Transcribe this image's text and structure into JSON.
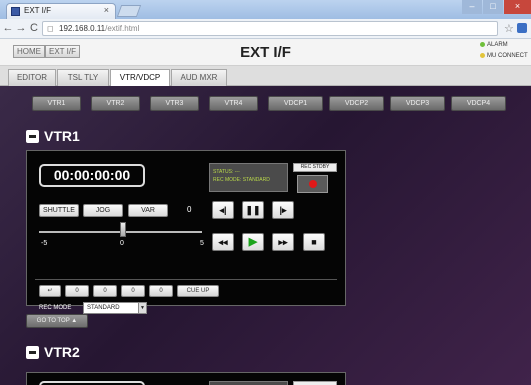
{
  "browser": {
    "tab_title": "EXT I/F",
    "tab_close": "×",
    "url_host": "192.168.0.11",
    "url_path": "/extif.html",
    "win_min": "–",
    "win_max": "□",
    "win_close": "×"
  },
  "header": {
    "home_label": "HOME",
    "extif_label": "EXT I/F",
    "title": "EXT I/F",
    "alarm_label": "ALARM",
    "mu_connect_label": "MU CONNECT",
    "alarm_color": "#6fbf3a",
    "mu_connect_color": "#e2c43a"
  },
  "tabs": [
    "EDITOR",
    "TSL TLY",
    "VTR/VDCP",
    "AUD MXR"
  ],
  "active_tab": "VTR/VDCP",
  "device_buttons": [
    "VTR1",
    "VTR2",
    "VTR3",
    "VTR4",
    "VDCP1",
    "VDCP2",
    "VDCP3",
    "VDCP4"
  ],
  "vtr1": {
    "title": "VTR1",
    "timecode": "00:00:00:00",
    "status_line1": "STATUS: ---",
    "status_line2": "REC MODE: STANDARD",
    "rec_stdby_label": "REC STDBY",
    "shuttle_label": "SHUTTLE",
    "jog_label": "JOG",
    "var_label": "VAR",
    "var_value": "0",
    "scale_min": "-5",
    "scale_mid": "0",
    "scale_max": "5",
    "slider_value": 0,
    "cue_fields": [
      "0",
      "0",
      "0",
      "0"
    ],
    "cue_up_label": "CUE UP",
    "rec_mode_label": "REC MODE",
    "rec_mode_value": "STANDARD"
  },
  "goto_top_label": "GO TO TOP ▲",
  "vtr2": {
    "title": "VTR2"
  }
}
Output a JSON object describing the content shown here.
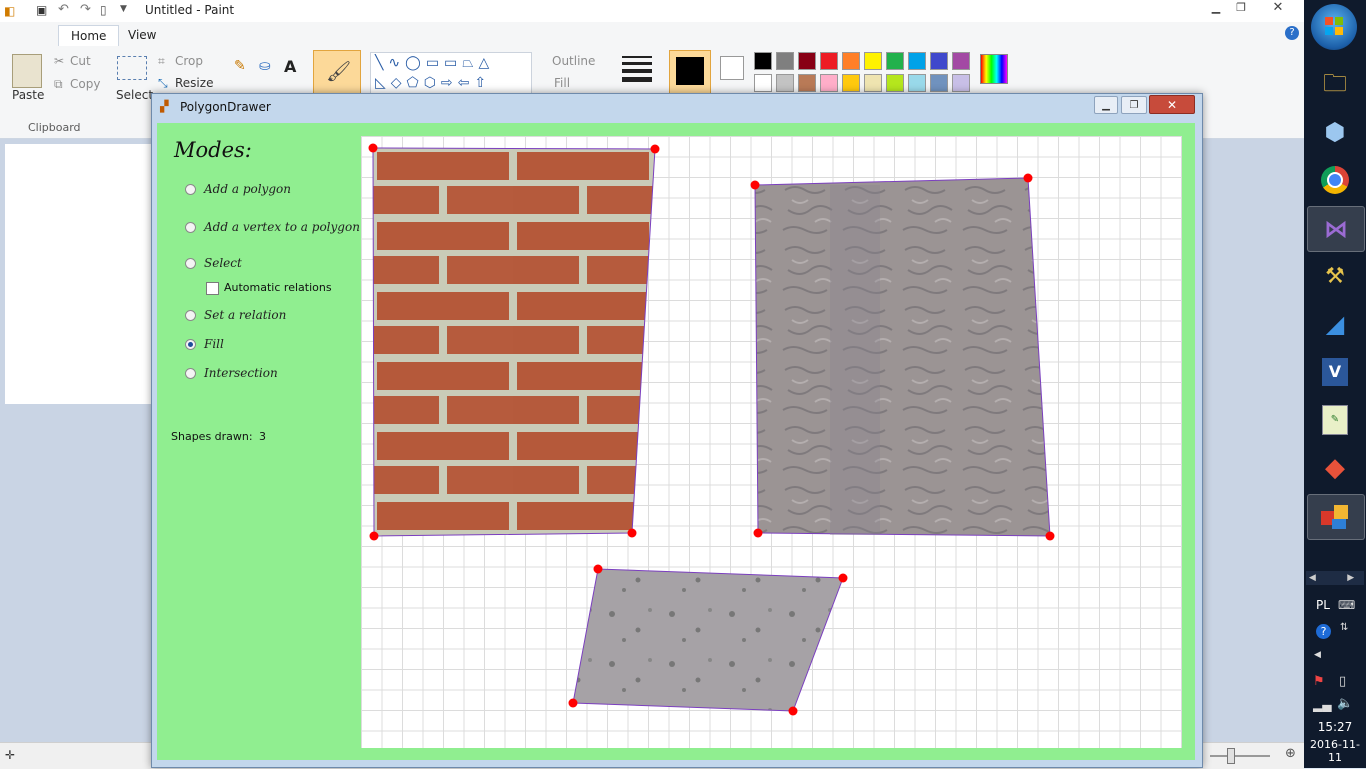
{
  "paint": {
    "title": "Untitled - Paint",
    "tabs": [
      "Home",
      "View"
    ],
    "clipboard": {
      "paste": "Paste",
      "cut": "Cut",
      "copy": "Copy",
      "group": "Clipboard"
    },
    "image": {
      "select": "Select",
      "crop": "Crop",
      "resize": "Resize"
    },
    "shapes": {
      "outline": "Outline",
      "fill": "Fill"
    },
    "palette_colors": [
      "#000000",
      "#7f7f7f",
      "#880015",
      "#ed1c24",
      "#ff7f27",
      "#fff200",
      "#22b14c",
      "#00a2e8",
      "#3f48cc",
      "#a349a4",
      "#ffffff",
      "#c3c3c3",
      "#b97a57",
      "#ffaec9",
      "#ffc90e",
      "#efe4b0",
      "#b5e61d",
      "#99d9ea",
      "#7092be",
      "#c8bfe7"
    ]
  },
  "polygon_drawer": {
    "title": "PolygonDrawer",
    "modes_heading": "Modes:",
    "modes": [
      {
        "label": "Add a polygon",
        "checked": false
      },
      {
        "label": "Add a vertex to a polygon",
        "checked": false
      },
      {
        "label": "Select",
        "checked": false
      },
      {
        "label": "Set a relation",
        "checked": false
      },
      {
        "label": "Fill",
        "checked": true
      },
      {
        "label": "Intersection",
        "checked": false
      }
    ],
    "automatic_relations": {
      "label": "Automatic relations",
      "checked": false
    },
    "shapes_drawn_label": "Shapes drawn:",
    "shapes_drawn_value": "3",
    "vertex_color": "#ff0000",
    "edge_color": "#7b3fbf"
  },
  "taskbar": {
    "language": "PL",
    "time": "15:27",
    "date": "2016-11-11"
  }
}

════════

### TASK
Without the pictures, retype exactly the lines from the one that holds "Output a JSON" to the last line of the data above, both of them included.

### ANSWER BOX
Output a JSON object describing the content shown here.
{
  "paint": {
    "title": "Untitled - Paint",
    "tabs": [
      "Home",
      "View"
    ],
    "clipboard": {
      "paste": "Paste",
      "cut": "Cut",
      "copy": "Copy",
      "group": "Clipboard"
    },
    "image": {
      "select": "Select",
      "crop": "Crop",
      "resize": "Resize"
    },
    "shapes": {
      "outline": "Outline",
      "fill": "Fill"
    },
    "palette_colors": [
      "#000000",
      "#7f7f7f",
      "#880015",
      "#ed1c24",
      "#ff7f27",
      "#fff200",
      "#22b14c",
      "#00a2e8",
      "#3f48cc",
      "#a349a4",
      "#ffffff",
      "#c3c3c3",
      "#b97a57",
      "#ffaec9",
      "#ffc90e",
      "#efe4b0",
      "#b5e61d",
      "#99d9ea",
      "#7092be",
      "#c8bfe7"
    ]
  },
  "polygon_drawer": {
    "title": "PolygonDrawer",
    "modes_heading": "Modes:",
    "modes": [
      {
        "label": "Add a polygon",
        "checked": false
      },
      {
        "label": "Add a vertex to a polygon",
        "checked": false
      },
      {
        "label": "Select",
        "checked": false
      },
      {
        "label": "Set a relation",
        "checked": false
      },
      {
        "label": "Fill",
        "checked": true
      },
      {
        "label": "Intersection",
        "checked": false
      }
    ],
    "automatic_relations": {
      "label": "Automatic relations",
      "checked": false
    },
    "shapes_drawn_label": "Shapes drawn:",
    "shapes_drawn_value": "3",
    "vertex_color": "#ff0000",
    "edge_color": "#7b3fbf"
  },
  "taskbar": {
    "language": "PL",
    "time": "15:27",
    "date": "2016-11-11"
  }
}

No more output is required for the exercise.